The show gets experimental and weird again with episode six, “That That That”, which shows Jack attempting to film a lecture to get a job at the University of Wisconsin and going increasingly crazy, only partially due to his own issues and the rest due to toxic chemicals. Glenn Howerton is always great playing super unhinged, and this episode has him at some of his most unhinged yet.
The penultimate episode of the season is more sweet than funny, although it does utilize Lyric Lewis’ real world pregnancy for a funny storyline about her concern about the biological father.
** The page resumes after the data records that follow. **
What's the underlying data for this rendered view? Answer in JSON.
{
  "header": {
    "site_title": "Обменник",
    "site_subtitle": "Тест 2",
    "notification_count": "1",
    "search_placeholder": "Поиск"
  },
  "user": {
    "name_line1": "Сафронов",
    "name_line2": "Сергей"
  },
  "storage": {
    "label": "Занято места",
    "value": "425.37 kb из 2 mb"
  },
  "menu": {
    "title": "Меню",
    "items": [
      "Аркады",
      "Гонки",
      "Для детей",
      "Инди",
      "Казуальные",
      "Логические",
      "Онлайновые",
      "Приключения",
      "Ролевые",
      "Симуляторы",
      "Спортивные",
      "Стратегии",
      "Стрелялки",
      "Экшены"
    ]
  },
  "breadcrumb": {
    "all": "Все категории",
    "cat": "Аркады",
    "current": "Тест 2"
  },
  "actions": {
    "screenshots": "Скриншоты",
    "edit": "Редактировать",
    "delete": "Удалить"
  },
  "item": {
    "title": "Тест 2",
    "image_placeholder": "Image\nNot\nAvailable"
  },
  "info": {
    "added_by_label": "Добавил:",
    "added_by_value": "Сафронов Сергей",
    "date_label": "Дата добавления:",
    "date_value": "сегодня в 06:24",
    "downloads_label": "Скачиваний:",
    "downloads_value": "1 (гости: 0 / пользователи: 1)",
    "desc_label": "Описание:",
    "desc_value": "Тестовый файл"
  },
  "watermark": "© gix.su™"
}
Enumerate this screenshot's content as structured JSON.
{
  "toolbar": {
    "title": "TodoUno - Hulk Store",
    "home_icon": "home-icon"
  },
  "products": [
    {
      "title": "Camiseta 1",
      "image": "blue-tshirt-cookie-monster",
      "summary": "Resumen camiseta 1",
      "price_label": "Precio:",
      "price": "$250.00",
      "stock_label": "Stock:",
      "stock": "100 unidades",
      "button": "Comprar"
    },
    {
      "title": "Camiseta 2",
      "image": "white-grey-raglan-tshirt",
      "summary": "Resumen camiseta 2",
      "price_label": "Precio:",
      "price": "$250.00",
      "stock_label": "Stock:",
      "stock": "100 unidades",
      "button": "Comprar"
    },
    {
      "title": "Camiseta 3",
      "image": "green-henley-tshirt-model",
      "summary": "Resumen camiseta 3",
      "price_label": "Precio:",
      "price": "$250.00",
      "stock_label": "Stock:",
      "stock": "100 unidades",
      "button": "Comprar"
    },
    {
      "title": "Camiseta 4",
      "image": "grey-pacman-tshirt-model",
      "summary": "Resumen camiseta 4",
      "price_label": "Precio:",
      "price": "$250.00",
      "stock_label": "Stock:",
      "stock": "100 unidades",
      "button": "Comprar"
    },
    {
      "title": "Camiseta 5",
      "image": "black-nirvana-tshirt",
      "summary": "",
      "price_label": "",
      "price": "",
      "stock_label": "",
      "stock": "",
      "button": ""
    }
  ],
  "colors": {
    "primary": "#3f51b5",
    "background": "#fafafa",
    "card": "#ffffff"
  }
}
Ultimately the main plot has Anthony as a wrestling sidekick in another piece of pop culture that completely gets professional wrestling wrong, co-starring Ron Funches as a janitor turned local wrestler, and Lilian Garcia as a ring announcer (she’s an actual announcer in real life, including for the WWE in years past).
And the final episode, "Katie Holmes Day", is one of the silliest yet. Finally mousy Marissa gets a chance to shine more than just one-off gags, and the show has one of the weirdest ideas yet -- that Toledo has a holiday to honor Katie Holmes, one of the more famous people to come from there. There’s a great stupid joke about Caleb’s parents only celebrating “Jamie Farr Day”, the M*A*S*H actor who also came from Toledo, which adds to the absurdity of the world.
Admittedly, the Katie Holmes story about how she got the part on Dawson’s Creek is unusual, although the episode doesn’t entirely play it straight, of course -- naturally there’s a pageant that Jack wants to destroy, and naturally there’s a legitimately sweet, silly ending with a conclusion that feels like we get better insight into Marissa’s character.
It leaves Jack in a place where he feels truly connected to Toledo for the first time since he came back, and sets the stage for places unknown. I’m not sure what could even be next for a show like this -- how long can a year of an AP class really last anyway? And these kids are all already in their 20s despite some looking pretty young still. But maybe that all doesn’t really matter. I thoroughly enjoyed this shortened third season of A.P. Bio and I’m happy NBC brought it back, even as a streaming only season on Peacock.
Was it the only thing that ensured I’d get a subscription? Maybe. Would a fourth season be the only reason I’d keep it? Maybe. Time will tell.